UN rights chief appeals for ceasefire in Afghan conflict

Michelle Bachelet has warned that unless all parties to the conflict hold talks to reach a peaceful settlement, the already atrocious situation for many Afghans will deteriorate.

By Robin Gomes

The United Nations rights chief has expressed alarm over the rising violence and perpetration of human rights violations in Afghanistan, saying they are having disastrous consequences on the people. UN High Commissioner for Human Rights Michelle Bachelet on Tuesday expressed her concern as civilian casualties continue to mount and reports of violations that may amount to war crimes and crimes against humanity continued to emerge.

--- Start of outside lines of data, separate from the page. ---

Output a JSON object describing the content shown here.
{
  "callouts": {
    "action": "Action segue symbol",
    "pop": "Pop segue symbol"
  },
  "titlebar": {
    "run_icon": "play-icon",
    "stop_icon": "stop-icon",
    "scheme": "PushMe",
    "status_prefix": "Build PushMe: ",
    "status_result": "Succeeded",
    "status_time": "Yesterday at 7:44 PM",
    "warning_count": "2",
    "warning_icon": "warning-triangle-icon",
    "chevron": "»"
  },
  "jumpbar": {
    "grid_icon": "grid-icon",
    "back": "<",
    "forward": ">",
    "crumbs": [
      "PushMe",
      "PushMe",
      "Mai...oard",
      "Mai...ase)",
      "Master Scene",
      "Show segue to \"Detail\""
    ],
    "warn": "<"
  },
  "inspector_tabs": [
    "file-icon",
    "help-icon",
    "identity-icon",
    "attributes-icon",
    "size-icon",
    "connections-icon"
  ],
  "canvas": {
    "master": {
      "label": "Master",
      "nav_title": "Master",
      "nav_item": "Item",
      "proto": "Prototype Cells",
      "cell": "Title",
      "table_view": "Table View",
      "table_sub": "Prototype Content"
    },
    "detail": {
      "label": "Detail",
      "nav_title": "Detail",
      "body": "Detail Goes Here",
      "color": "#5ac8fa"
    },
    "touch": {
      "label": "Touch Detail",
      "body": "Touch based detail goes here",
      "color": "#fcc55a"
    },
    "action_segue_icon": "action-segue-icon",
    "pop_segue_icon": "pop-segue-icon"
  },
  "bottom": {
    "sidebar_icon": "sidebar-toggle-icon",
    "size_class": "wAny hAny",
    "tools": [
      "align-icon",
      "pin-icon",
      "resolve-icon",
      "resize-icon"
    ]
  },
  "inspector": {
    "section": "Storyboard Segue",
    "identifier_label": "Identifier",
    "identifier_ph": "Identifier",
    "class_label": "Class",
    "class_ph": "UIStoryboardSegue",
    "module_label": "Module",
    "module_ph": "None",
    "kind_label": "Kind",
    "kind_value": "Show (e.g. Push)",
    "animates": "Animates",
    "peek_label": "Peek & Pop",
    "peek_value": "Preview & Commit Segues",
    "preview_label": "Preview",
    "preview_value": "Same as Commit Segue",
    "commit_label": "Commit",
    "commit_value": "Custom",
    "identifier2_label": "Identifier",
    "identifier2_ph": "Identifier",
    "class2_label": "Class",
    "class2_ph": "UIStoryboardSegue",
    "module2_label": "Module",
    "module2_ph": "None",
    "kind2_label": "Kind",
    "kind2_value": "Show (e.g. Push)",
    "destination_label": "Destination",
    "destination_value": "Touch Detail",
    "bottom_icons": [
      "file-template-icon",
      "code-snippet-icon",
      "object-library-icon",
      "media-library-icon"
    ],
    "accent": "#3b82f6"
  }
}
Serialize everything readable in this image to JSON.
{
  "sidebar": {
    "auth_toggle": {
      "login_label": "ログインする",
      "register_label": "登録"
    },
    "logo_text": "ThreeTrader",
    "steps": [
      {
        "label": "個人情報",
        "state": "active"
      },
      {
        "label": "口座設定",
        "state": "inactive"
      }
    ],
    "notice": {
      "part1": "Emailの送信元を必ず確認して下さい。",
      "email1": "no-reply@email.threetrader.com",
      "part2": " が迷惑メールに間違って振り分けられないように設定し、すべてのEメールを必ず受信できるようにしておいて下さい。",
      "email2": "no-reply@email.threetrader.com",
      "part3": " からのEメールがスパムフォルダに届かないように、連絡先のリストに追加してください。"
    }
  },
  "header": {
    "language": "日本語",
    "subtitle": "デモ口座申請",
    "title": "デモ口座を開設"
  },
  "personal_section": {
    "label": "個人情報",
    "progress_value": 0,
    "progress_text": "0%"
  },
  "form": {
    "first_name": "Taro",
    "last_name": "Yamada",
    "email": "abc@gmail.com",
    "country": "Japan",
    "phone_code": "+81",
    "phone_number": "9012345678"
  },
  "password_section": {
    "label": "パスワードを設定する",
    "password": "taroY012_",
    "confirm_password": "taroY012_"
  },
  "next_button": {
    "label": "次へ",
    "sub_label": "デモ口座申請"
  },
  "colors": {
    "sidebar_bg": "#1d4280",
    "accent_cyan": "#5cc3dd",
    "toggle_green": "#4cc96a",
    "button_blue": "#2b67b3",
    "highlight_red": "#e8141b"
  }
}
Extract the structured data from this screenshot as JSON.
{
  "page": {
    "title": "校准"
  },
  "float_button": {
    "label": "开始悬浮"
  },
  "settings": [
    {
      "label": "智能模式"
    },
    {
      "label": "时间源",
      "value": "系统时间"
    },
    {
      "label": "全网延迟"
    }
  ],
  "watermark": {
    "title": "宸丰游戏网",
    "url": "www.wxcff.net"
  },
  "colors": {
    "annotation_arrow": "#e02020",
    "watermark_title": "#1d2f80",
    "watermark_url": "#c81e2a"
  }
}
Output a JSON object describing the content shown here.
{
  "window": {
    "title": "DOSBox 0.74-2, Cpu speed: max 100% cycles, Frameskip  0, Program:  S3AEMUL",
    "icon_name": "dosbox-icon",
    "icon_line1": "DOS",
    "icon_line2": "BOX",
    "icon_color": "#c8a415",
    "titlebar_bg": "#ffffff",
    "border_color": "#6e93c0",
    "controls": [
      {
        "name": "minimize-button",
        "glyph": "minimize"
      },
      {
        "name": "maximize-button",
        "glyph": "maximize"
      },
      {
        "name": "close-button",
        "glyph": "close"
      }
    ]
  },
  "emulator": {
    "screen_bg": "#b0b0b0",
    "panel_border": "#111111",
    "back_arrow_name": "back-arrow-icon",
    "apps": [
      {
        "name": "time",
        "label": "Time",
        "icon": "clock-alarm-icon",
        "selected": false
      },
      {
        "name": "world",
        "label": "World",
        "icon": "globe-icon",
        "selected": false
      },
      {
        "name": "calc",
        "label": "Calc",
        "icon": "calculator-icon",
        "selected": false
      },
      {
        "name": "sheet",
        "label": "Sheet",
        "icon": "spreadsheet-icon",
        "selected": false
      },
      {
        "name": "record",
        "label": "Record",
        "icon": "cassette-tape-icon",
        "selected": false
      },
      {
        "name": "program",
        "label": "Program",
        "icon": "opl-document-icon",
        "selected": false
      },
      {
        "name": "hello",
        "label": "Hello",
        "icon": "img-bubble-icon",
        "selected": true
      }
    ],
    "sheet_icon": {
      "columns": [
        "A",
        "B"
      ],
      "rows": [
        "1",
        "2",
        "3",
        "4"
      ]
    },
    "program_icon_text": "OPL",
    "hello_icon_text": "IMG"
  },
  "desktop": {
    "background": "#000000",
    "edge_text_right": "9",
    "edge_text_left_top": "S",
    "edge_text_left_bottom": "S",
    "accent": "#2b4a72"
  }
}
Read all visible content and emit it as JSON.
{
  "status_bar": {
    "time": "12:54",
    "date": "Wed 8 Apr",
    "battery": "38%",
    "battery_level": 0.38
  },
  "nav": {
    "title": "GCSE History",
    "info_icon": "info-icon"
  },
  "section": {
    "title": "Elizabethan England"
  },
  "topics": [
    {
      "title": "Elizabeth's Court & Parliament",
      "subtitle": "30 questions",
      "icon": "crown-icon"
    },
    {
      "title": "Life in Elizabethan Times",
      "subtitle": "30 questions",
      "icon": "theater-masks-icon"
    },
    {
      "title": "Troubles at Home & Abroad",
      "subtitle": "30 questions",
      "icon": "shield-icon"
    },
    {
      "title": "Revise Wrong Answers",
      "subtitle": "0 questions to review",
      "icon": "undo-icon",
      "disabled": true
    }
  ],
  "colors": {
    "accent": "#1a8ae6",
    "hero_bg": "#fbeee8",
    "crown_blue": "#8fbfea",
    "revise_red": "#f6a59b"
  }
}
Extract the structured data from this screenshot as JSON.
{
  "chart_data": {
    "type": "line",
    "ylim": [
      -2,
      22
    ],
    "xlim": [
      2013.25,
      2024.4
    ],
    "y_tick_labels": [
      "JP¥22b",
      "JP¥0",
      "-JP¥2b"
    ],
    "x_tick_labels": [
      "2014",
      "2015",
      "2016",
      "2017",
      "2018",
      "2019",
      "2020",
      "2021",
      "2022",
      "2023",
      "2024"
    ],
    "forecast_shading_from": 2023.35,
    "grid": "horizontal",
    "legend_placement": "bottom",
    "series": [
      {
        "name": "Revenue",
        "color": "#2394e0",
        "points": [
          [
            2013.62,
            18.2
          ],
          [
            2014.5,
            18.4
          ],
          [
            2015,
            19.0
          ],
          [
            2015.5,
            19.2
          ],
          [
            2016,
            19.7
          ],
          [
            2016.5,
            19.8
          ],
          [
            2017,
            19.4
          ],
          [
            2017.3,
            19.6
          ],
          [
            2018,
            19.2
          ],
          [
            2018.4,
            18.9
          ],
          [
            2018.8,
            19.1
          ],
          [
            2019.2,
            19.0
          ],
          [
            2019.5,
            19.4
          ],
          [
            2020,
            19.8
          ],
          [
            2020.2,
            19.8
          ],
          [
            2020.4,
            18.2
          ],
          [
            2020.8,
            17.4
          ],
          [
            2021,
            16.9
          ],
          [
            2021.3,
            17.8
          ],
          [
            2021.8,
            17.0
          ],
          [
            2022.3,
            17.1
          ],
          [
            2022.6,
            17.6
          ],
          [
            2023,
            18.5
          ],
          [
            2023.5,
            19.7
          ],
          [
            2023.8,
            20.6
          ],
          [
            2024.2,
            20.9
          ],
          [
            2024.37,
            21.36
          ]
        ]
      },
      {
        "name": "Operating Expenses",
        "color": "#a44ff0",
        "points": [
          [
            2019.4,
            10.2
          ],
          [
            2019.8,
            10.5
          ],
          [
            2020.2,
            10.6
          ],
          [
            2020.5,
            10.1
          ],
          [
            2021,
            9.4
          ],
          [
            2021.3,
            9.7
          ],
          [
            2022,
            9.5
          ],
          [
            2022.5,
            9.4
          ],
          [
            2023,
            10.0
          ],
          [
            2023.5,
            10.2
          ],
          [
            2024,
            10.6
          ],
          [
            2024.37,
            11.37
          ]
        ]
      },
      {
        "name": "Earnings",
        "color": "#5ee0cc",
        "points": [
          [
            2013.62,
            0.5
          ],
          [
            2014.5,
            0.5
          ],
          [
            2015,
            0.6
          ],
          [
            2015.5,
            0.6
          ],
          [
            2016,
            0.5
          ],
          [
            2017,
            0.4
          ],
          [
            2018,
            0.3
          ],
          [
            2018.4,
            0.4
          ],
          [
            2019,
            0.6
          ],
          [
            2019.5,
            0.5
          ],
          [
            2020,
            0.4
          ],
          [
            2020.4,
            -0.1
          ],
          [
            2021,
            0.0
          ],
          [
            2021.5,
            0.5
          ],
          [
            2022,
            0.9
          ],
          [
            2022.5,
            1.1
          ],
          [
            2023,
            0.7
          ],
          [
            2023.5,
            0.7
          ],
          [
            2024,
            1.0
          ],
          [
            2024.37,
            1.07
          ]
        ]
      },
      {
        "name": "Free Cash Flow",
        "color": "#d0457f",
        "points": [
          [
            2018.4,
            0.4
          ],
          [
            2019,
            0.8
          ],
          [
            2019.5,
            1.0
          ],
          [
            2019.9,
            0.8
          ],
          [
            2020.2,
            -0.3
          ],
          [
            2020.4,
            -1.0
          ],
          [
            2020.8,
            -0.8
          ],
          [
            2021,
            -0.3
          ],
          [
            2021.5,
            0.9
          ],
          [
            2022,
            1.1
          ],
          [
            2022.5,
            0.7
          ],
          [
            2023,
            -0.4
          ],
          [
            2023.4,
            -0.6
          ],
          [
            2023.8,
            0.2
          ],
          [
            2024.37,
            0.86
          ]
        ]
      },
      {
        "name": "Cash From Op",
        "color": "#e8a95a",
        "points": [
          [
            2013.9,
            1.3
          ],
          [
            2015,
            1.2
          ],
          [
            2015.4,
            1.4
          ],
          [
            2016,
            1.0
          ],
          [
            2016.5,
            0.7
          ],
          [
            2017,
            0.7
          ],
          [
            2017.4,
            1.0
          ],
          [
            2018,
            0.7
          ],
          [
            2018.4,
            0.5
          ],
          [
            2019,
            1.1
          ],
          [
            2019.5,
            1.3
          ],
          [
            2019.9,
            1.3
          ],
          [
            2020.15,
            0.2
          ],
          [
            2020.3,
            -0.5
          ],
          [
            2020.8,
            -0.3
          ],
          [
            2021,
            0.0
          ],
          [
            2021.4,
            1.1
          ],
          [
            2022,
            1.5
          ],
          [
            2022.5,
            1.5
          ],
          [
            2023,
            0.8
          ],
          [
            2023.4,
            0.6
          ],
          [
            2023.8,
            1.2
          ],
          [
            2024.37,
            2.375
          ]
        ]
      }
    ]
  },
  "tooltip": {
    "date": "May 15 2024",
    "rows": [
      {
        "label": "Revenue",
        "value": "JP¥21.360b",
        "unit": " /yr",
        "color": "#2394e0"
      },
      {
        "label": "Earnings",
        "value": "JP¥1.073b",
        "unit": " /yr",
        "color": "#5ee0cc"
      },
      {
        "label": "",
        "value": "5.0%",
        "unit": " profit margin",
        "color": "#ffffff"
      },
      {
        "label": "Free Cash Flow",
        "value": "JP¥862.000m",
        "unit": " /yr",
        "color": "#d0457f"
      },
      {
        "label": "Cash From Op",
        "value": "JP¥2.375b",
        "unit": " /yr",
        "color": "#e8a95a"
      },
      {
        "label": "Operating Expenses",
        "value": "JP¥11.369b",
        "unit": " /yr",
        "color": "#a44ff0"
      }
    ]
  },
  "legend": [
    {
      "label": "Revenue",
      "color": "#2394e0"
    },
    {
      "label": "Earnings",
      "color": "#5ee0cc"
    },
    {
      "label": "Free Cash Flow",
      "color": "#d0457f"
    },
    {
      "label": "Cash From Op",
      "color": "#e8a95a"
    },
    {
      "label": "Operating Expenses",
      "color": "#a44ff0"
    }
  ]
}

Appeal for Ceasefire

"Parties to the conflict must stop fighting to prevent more bloodshed.  The Taliban must cease their military operations in cities,” Bachelet stressed.  She warned that “unless all parties return to the negotiating table and reach a peaceful settlement, the already atrocious situation for so many Afghans will become much worse”.

Worsening crisis

After 20 years of war, which started as a response to the 9/11 attacks on the US, foreign forces are pulling out of Afghanistan following a deal between the US and the Taliban militants they removed from power back in 2001. The Taliban have pledged not to allow Afghanistan to become a base for terrorists who could threaten the West.

But the manner and speed with which the Taliban are wresting control of territories from government troops, indicate the country is slipping into a worsening humanitarian crisis and civil war. 

Civilian casualties

The Taliban’s sweeping takeover of at least 6 provincial capitals, 192 district administrative centres and attacks on other provincial capitals has “struck fear and dread into the population,” the High Commissioner pointed out.

She particularly drew attention to the high number of casualties in urban areas. Since July 9, in four cities alone – Lashkar Gah, Kandahar, Herat and Kunduz at least 183 civilians have been killed and 1,181 injured, warning that even before the latest Taliban military offensives on urban centres, the UN had documented a steep increase in civilian casualties.

Reports by the UN Assistance Mission in Afghanistan (UNAMA) and the UN Human Rights Office, show that most of the civilian harm is being caused by ground engagements. In addition, since the start of the May Taliban offensive, at least 241,000 people have been displaced, and the protracted fighting in the cities has resulted in damage to essential infrastructures like roads and bridges, and other civilian objects.


Earlier on Monday, the UN Children’s Fund (UNICEF) expressed shock at the rapid escalation of grave violations against children in Afghanistan, following the deaths of 27 children in the country in the past 72 hours, and 136 who were injured. "All of them are children whose right to protection, under international humanitarian law, has been disregarded by warring parties,” said UNICEF Afghanistan Representative Hervé Ludovic De Lys, in a statement.

Humanitarian crisis

Newly appointed UN Humanitarian Affairs chief and Emergency Relief Coordinator, Martin Griffiths, also joined UN Secretary-General António Guterres and members of the Security Council in condemning attacks against civilians and called for a ceasefire.  In a statement, Griffiths said, “Fighting across the country, which has claimed the lives of over 40,000 people since 2009 when UN reporting began, needs to stop.” “People have suffered enough,” he added.  More than 1,000 people were been killed or injured due to indiscriminate attacks against civilians in Helmand, Kandahar and Herat provinces in July alone.

10 August 2021, 15:24